The first step is clarification: everyone in the organization must understand the aim of the system, and how to direct (their) efforts toward it.
A system cannot understand itself.
Responsible for the quotes above, Dr Deming (1900-1993) seems to be undergoing something of a revival in the blogosphere at the moment and after viewing several of his videos, I can see why (you do need to give the videos a little time, they feel very dated but the advice is sage). Please read his wikipedia page before viewing – ‘A Theory of a System for Educators and Managers‘ and ‘Five Management Diseases’ – below.
Hat tip: @suifaijohnmak for these videos
THE BIG PICTURE view of what our education systems must do to revitalise is what we are missing at the moment. We need vision and leadership and a narrative that resounds.

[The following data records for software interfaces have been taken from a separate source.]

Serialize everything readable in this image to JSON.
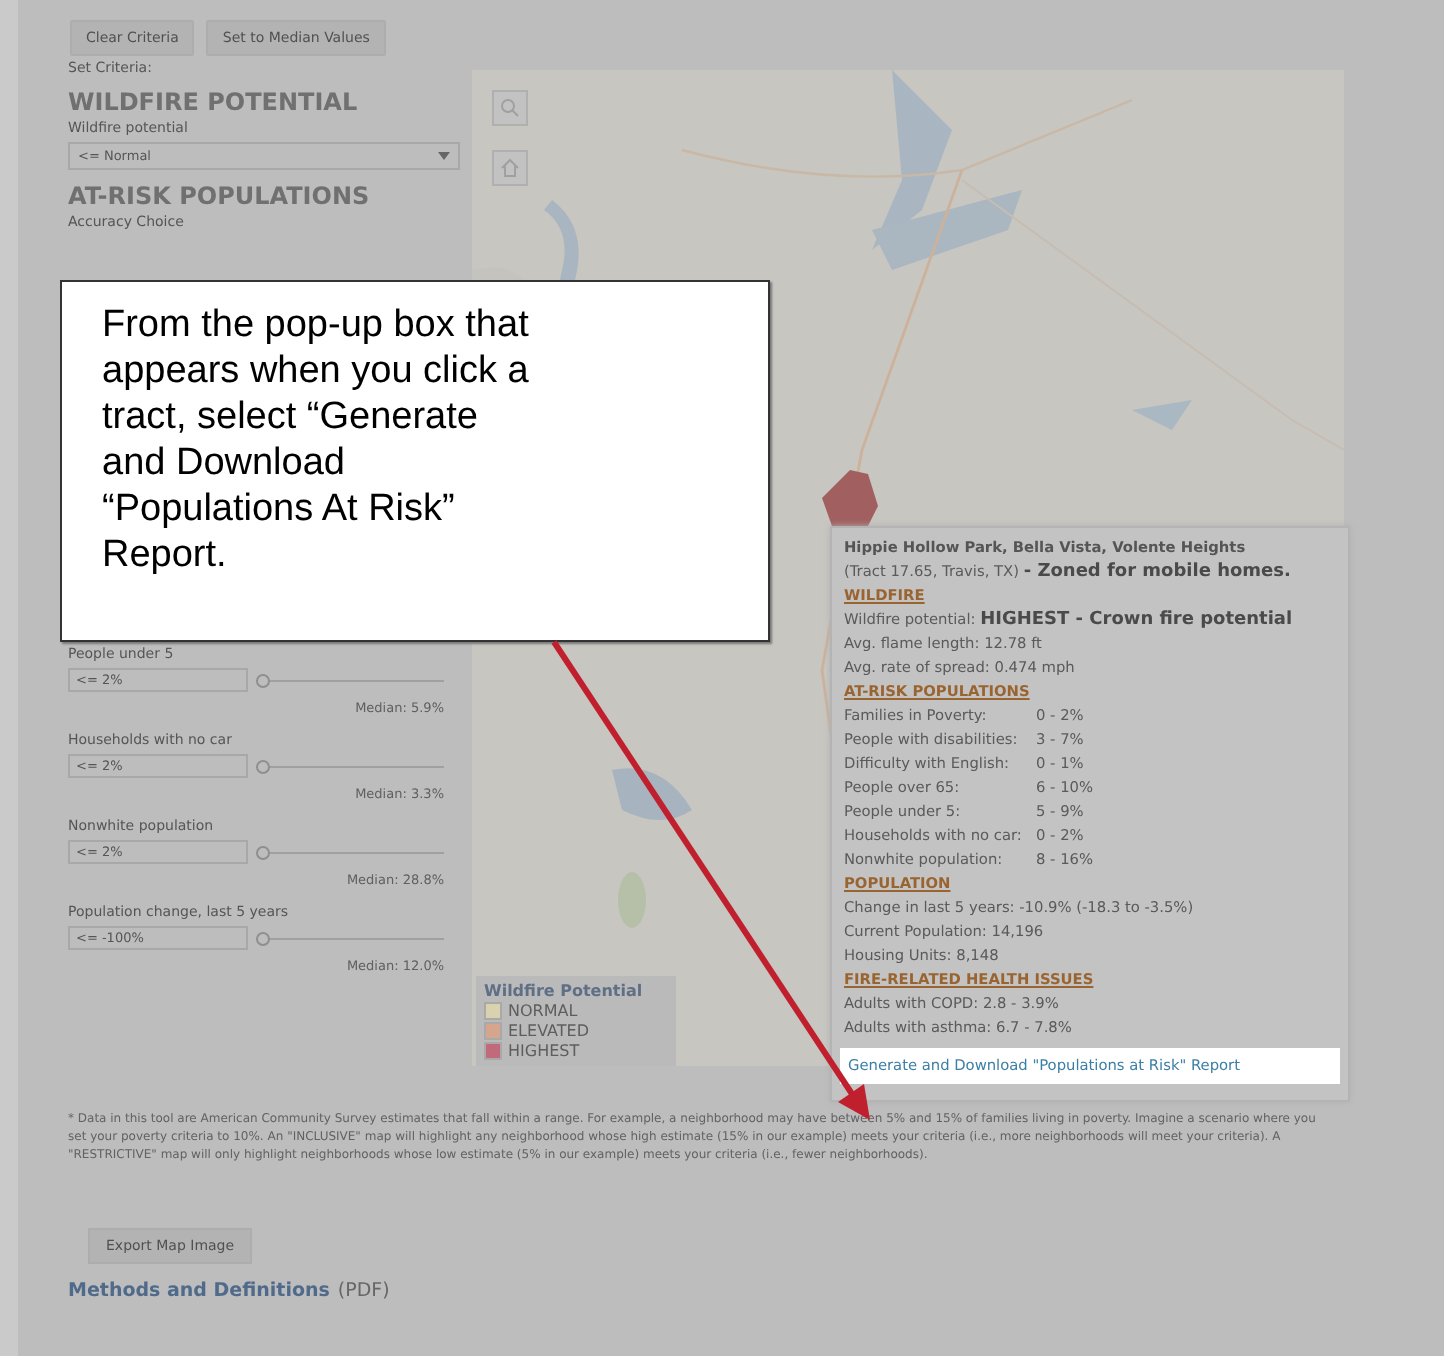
{
  "toolbar": {
    "buttons": [
      "Clear Criteria",
      "Set to Median Values"
    ]
  },
  "criteria_label": "Set Criteria:",
  "wildfire": {
    "heading": "WILDFIRE POTENTIAL",
    "label": "Wildfire potential",
    "value": "<= Normal"
  },
  "at_risk": {
    "heading": "AT-RISK POPULATIONS",
    "label": "Accuracy Choice"
  },
  "filters": [
    {
      "label": "People under 5",
      "value": "<= 2%",
      "level": 0,
      "median": "Median: 5.9%"
    },
    {
      "label": "Households with no car",
      "value": "<= 2%",
      "level": 0,
      "median": "Median: 3.3%"
    },
    {
      "label": "Nonwhite population",
      "value": "<= 2%",
      "level": 0,
      "median": "Median: 28.8%"
    },
    {
      "label": "Population change, last 5 years",
      "value": "<= -100%",
      "level": 0,
      "median": "Median: 12.0%"
    }
  ],
  "map": {
    "kind": "picture",
    "legend": {
      "title": "Wildfire Potential",
      "items": [
        {
          "label": "NORMAL",
          "color": "#d8d3ae"
        },
        {
          "label": "ELEVATED",
          "color": "#d6a58e"
        },
        {
          "label": "HIGHEST",
          "color": "#c06a7c"
        }
      ]
    }
  },
  "popup": {
    "title": "Hippie Hollow Park, Bella Vista, Volente Heights",
    "subtitle": "(Tract 17.65, Travis, TX) **- Zoned for mobile homes.**",
    "sections": [
      {
        "heading": "WILDFIRE",
        "rows": [
          {
            "kind": "line",
            "text": "Wildfire potential: **HIGHEST - Crown fire potential**"
          },
          {
            "kind": "line",
            "text": "Avg. flame length: 12.78 ft"
          },
          {
            "kind": "line",
            "text": "Avg. rate of spread: 0.474 mph"
          }
        ]
      },
      {
        "heading": "AT-RISK POPULATIONS",
        "rows": [
          {
            "kind": "pair",
            "label": "Families in Poverty:",
            "value": "0 - 2%"
          },
          {
            "kind": "pair",
            "label": "People with disabilities:",
            "value": "3 - 7%"
          },
          {
            "kind": "pair",
            "label": "Difficulty with English:",
            "value": "0 - 1%"
          },
          {
            "kind": "pair",
            "label": "People over 65:",
            "value": "6 - 10%"
          },
          {
            "kind": "pair",
            "label": "People under 5:",
            "value": "5 - 9%"
          },
          {
            "kind": "pair",
            "label": "Households with no car:",
            "value": "0 - 2%"
          },
          {
            "kind": "pair",
            "label": "Nonwhite population:",
            "value": "8 - 16%"
          }
        ]
      },
      {
        "heading": "POPULATION",
        "rows": [
          {
            "kind": "line",
            "text": "Change in last 5 years: -10.9% (-18.3 to -3.5%)"
          },
          {
            "kind": "line",
            "text": "Current Population: 14,196"
          },
          {
            "kind": "line",
            "text": "Housing Units: 8,148"
          }
        ]
      },
      {
        "heading": "FIRE-RELATED HEALTH ISSUES",
        "rows": [
          {
            "kind": "line",
            "text": "Adults with COPD: 2.8 - 3.9%"
          },
          {
            "kind": "line",
            "text": "Adults with asthma: 6.7 - 7.8%"
          }
        ]
      }
    ],
    "link": "Generate and Download \"Populations at Risk\" Report"
  },
  "footnote": "* Data in this tool are American Community Survey estimates that fall within a range. For example, a neighborhood may have between 5% and 15% of families living in poverty. Imagine a scenario where you set your poverty criteria to 10%. An \"INCLUSIVE\" map will highlight any neighborhood whose high estimate (15% in our example) meets your criteria (i.e., more neighborhoods will meet your criteria). A \"RESTRICTIVE\" map will only highlight neighborhoods whose low estimate (5% in our example) meets your criteria (i.e., fewer neighborhoods).",
  "export_button": "Export Map Image",
  "methods": {
    "link": "Methods and Definitions",
    "suffix": "(PDF)"
  },
  "callout": {
    "text": "From the pop-up box that\nappears when you click a\ntract, select “Generate\nand Download\n“Populations At Risk”\nReport."
  }
}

The horizon needs a beacon!
The Melbourne Declaration (note how few of the education ministers who signed the document in 2008 remain or their senior bureaucrats) does talk about civil society but learning how to learn needs to stride to centre stage if each student, growing into citizenship, is to participate in growing our democracy and solving the challenges that feel more today than tomorrow.
Which leaders are talking about learning how to learn as the central aim of the education system?
Dr Deming and Dr Russell Ackoff make several sage points that we all need to consider, especially the most senior political and educational leaders responsible for lighting the way:
1. “Management’s job. It is management’s job to direct the efforts of all components toward the aim of the system.” What is the aim of the system? Do we want to ‘produce a group of people who have been thinking in a way we have been thinking for years’? How can we design a system that equips students (and their teachers) with the ability to ‘learn how to learn‘?
2. If the education system was destroyed last night…what would you do? The point being made, if we do not know what should be done starting from scratch, how can we improve when such freedom does not exist?
3. The comment about ‘institutionalising dysfunctionality’ resounds with many, especially in regards to our systems, across the western world, of pen and paper exams that test knowledge regurgitation. More of the same is not the answer.
If the education system was destroyed last night…what would you do?